Some help is at hand for Britain’s SMEs and their business advisers, but there needs to be signposting to specialist advisers that can apply tPR’s guidance and offer a “definitive course of action”.
The Pension Regulator has published some new guidance to employers and their advisors on choosing a pension scheme which can be found here.
The guidance includes some help on the tricky choice of tax-relief to use for your staff though it stops short of listing those schemes that operate under net pay and those that offer relief at source (and the scheme that swings both ways).
The Pension Regulator is a good regulator and the best resource, those of us setting up auto-enrolment arrangements have. What’s more , it has just about the best organised web-site of any Government department in the UK – especially for enquiries around auto-enrolment.
Nonetheless, there is more for the Regulator to do.
Without a list of providers and what type of tax relief they offer, their guidance leads nowhere- other than to an adviser who probably has no clue about the issue. That’s not me having a dig at advisers, but this kind of advice (unless your Stevie Brice or Chris Daems or a handfull of others) is not something you do.
So where can you go to for help?
Today is Michelle Cracknell’s birthday (happy birthday!) and it’s the day that the Pension Advisory Service open their auto-enrolment helpline which is- wait for it-
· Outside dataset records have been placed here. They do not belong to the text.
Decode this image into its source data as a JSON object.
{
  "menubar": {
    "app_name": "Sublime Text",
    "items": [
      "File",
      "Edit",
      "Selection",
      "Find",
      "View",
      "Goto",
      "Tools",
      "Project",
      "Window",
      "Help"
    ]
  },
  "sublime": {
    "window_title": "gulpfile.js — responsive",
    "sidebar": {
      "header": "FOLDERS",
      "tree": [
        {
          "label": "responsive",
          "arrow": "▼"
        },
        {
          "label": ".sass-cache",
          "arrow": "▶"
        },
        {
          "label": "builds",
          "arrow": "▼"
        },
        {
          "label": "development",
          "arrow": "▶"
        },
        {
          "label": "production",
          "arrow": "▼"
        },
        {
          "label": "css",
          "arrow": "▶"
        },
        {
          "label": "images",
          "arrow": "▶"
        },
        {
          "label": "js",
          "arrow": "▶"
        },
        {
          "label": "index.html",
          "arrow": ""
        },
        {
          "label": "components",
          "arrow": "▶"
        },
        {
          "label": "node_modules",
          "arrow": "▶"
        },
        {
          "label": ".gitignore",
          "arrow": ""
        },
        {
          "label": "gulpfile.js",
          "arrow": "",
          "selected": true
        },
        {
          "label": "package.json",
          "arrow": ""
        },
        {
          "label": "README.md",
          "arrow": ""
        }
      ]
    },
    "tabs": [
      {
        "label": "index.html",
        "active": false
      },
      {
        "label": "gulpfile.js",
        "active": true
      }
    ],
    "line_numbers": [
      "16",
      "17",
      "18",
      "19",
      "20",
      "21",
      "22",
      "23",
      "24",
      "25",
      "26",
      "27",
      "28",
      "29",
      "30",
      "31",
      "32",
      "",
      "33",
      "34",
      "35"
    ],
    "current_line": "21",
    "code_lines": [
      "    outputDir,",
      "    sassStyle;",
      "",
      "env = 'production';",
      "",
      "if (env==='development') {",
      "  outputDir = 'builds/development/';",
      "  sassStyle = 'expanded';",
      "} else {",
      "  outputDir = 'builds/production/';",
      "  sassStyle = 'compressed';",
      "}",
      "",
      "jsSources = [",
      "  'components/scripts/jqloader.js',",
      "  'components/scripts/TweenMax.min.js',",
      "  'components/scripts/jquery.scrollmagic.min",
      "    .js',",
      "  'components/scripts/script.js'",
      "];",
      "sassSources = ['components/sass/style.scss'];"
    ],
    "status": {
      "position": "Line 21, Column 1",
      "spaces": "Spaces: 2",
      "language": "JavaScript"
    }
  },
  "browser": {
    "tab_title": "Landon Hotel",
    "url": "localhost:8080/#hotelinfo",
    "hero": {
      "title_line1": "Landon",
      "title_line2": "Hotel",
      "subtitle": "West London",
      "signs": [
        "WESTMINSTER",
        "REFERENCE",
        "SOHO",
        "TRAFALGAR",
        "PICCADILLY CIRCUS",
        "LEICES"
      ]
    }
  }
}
0207 630 2705
This helpline is for members who have been enrolled and for people considering whether to opt in , out or who simply want to know what auto-enrolment is about.
You get to speak to a real person and that person will know their onions. I can say that because we have been hassling TPAS for this helpline for ages and TPAS do not offer a service they cannot deliver. The wait will have been worth it!
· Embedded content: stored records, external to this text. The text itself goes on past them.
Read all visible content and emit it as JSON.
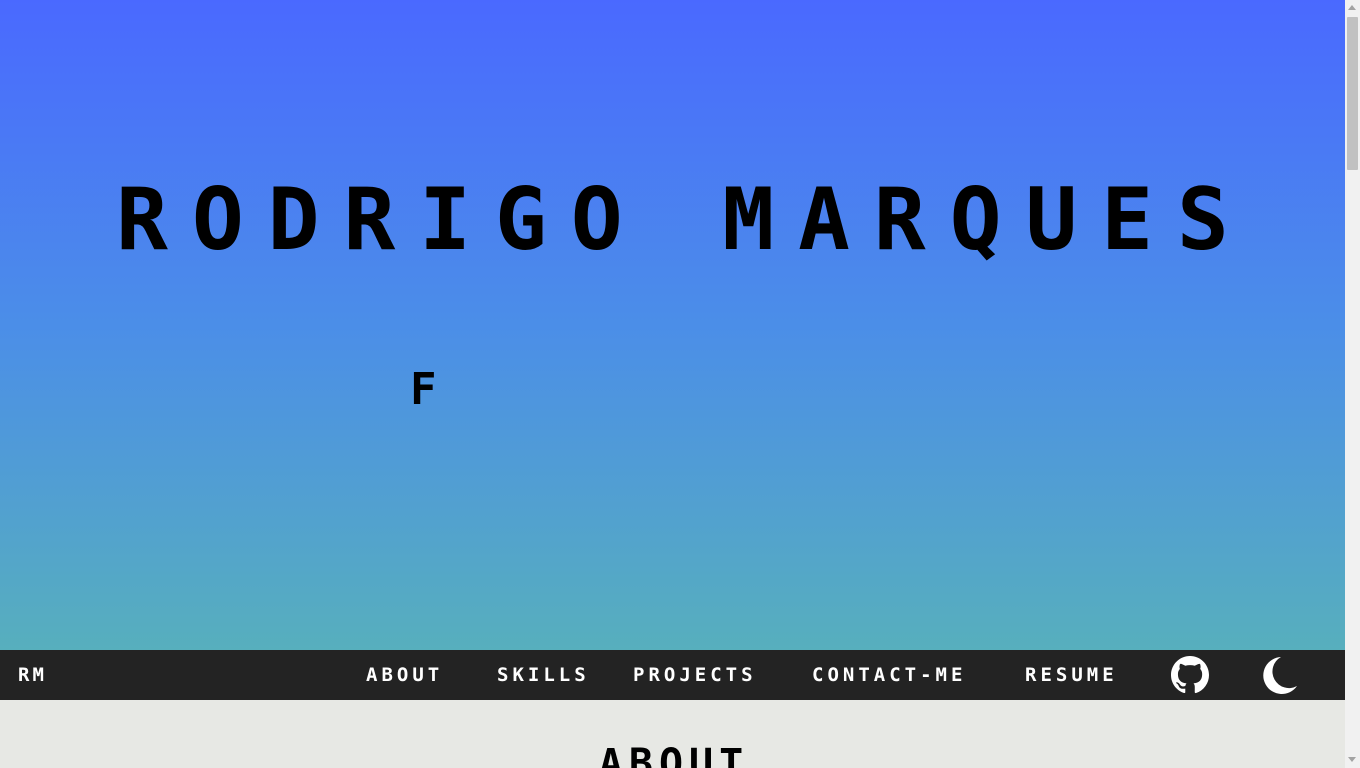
{
  "hero": {
    "title": "RODRIGO MARQUES",
    "typing_text": "F"
  },
  "navbar": {
    "logo": "RM",
    "links": [
      "ABOUT",
      "SKILLS",
      "PROJECTS",
      "CONTACT-ME",
      "RESUME"
    ],
    "icons": [
      "github-icon",
      "moon-icon"
    ]
  },
  "about": {
    "title": "ABOUT"
  },
  "colors": {
    "gradient_top": "#4a69ff",
    "gradient_bottom": "#57afbd",
    "navbar_bg": "#232323",
    "section_bg": "#e7e8e4"
  }
}
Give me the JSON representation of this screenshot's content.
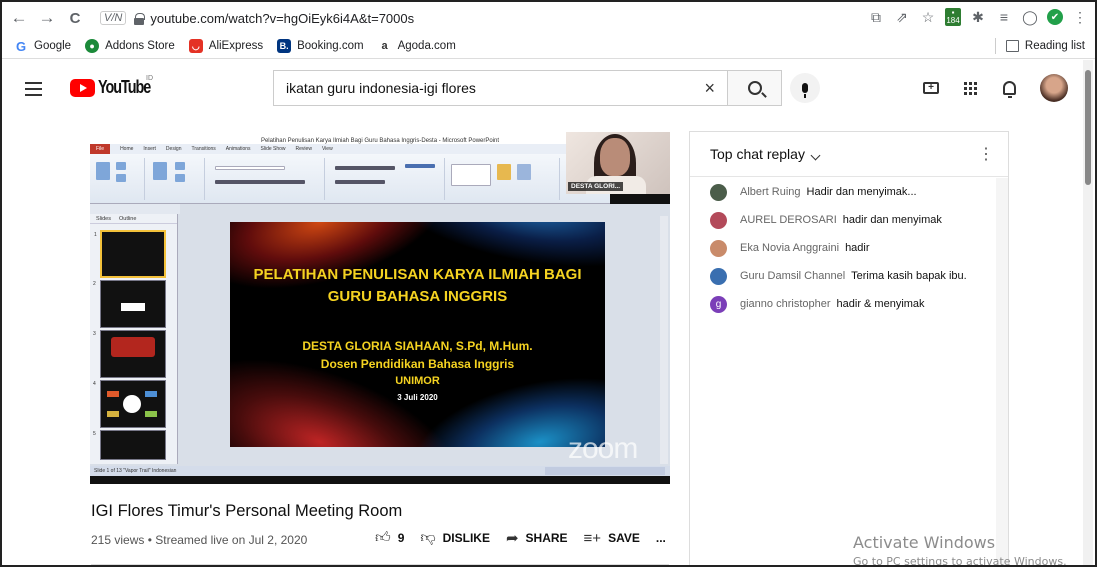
{
  "browser": {
    "back": "←",
    "forward": "→",
    "reload": "C",
    "site_badge": "V/N",
    "url": "youtube.com/watch?v=hgOiEyk6i4A&t=7000s",
    "extension_badge": "184",
    "bookmarks": [
      {
        "label": "Google",
        "color": "#4285f4"
      },
      {
        "label": "Addons Store",
        "color": "#1b8a3a"
      },
      {
        "label": "AliExpress",
        "color": "#e43225"
      },
      {
        "label": "Booking.com",
        "color": "#003580"
      },
      {
        "label": "Agoda.com",
        "color": "#ffffff"
      }
    ],
    "reading_list": "Reading list"
  },
  "youtube": {
    "logo_text": "YouTube",
    "country_code": "ID",
    "search_value": "ikatan guru indonesia-igi flores",
    "clear": "×"
  },
  "video": {
    "ppt_window_title": "Pelatihan Penulisan Karya Ilmiah Bagi Guru Bahasa Inggris-Desta - Microsoft PowerPoint",
    "ribbon_tabs": [
      "File",
      "Home",
      "Insert",
      "Design",
      "Transitions",
      "Animations",
      "Slide Show",
      "Review",
      "View"
    ],
    "thumb_tabs": [
      "Slides",
      "Outline"
    ],
    "thumb_numbers": [
      "1",
      "2",
      "3",
      "4",
      "5"
    ],
    "speaker_name": "DESTA GLORI...",
    "slide": {
      "title_line1": "PELATIHAN PENULISAN KARYA ILMIAH BAGI",
      "title_line2": "GURU BAHASA INGGRIS",
      "author": "DESTA GLORIA SIAHAAN, S.Pd, M.Hum.",
      "role": "Dosen Pendidikan Bahasa Inggris",
      "institution": "UNIMOR",
      "date": "3 Juli 2020"
    },
    "status_bar": "Slide 1 of 13   \"Vapor Trail\"   Indonesian",
    "zoom_watermark": "zoom"
  },
  "info": {
    "title": "IGI Flores Timur's Personal Meeting Room",
    "meta": "215 views • Streamed live on Jul 2, 2020",
    "likes": "9",
    "dislike": "DISLIKE",
    "share": "SHARE",
    "save": "SAVE",
    "more": "..."
  },
  "chat": {
    "header": "Top chat replay",
    "more": "⋮",
    "messages": [
      {
        "author": "Albert Ruing",
        "text": "Hadir dan menyimak...",
        "avatar_color": "#4b5d4a"
      },
      {
        "author": "AUREL DEROSARI",
        "text": "hadir dan menyimak",
        "avatar_color": "#b34a5a"
      },
      {
        "author": "Eka Novia Anggraini",
        "text": "hadir",
        "avatar_color": "#c98b6a"
      },
      {
        "author": "Guru Damsil Channel",
        "text": "Terima kasih bapak ibu.",
        "avatar_color": "#3a6fb0"
      },
      {
        "author": "gianno christopher",
        "text": "hadir & menyimak",
        "avatar_color": "#7b3fb8",
        "initial": "g"
      }
    ]
  },
  "os": {
    "activate_title": "Activate Windows",
    "activate_sub": "Go to PC settings to activate Windows."
  }
}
Guidance and Advice
Although the Pension Advisory Service has Advice in its name, it can only give you the relevant information necessary to help you make your decision.
If you are an employer, responsible for setting up an auto-enrolment pension scheme for your staff, TPAS can only point you to an adviser who can tell you what you should do.
TPAS is there to help members not employers but it can signpost where employers, and staff interested enough to get involved with the employer’s decision- WHERE TO GO.
Where to go for advice
Pension ignorance of employers and their business advisers- accountants and payroll bureaux, is very high.
Decisions such as what type of tax relief to go for are decisions most employers and their advisers cannot take.
Even less, can they articulate what they are looking for in a provider’s investment strategy, how they assess at retirement options and what due diligence they do to understand whether a workplace pension will be around in a few years.
But these are the things the Regulator wants employers to consider when making an informed choice on behalf of staff.
There is only one place where employers and their advisers can go for comprehensive specific advice on what to do. That place is http://www.pensionplaypen.com
For the Regulator, TPAS and representative bodies to make available the skill and knowledge which underpins the advice in http://www.pensionplaypen.com, we need publicity.
We need direct signposting from tPR and TPAS and from the websites of the representative bodies to our pages so that employers can make informed choices.
We call on Government to recognise the advice gap that exists and to promote our service (and any like it) to the 1.8m employers who have nowhere else to go for this particular help.
To do so carries some risk but not to do so carries more. The risk to Britain of 1.8m employers buying blind a complex financial product for their staff is much higher than the risk of recommending specific advisors prepared to stand up and be counted.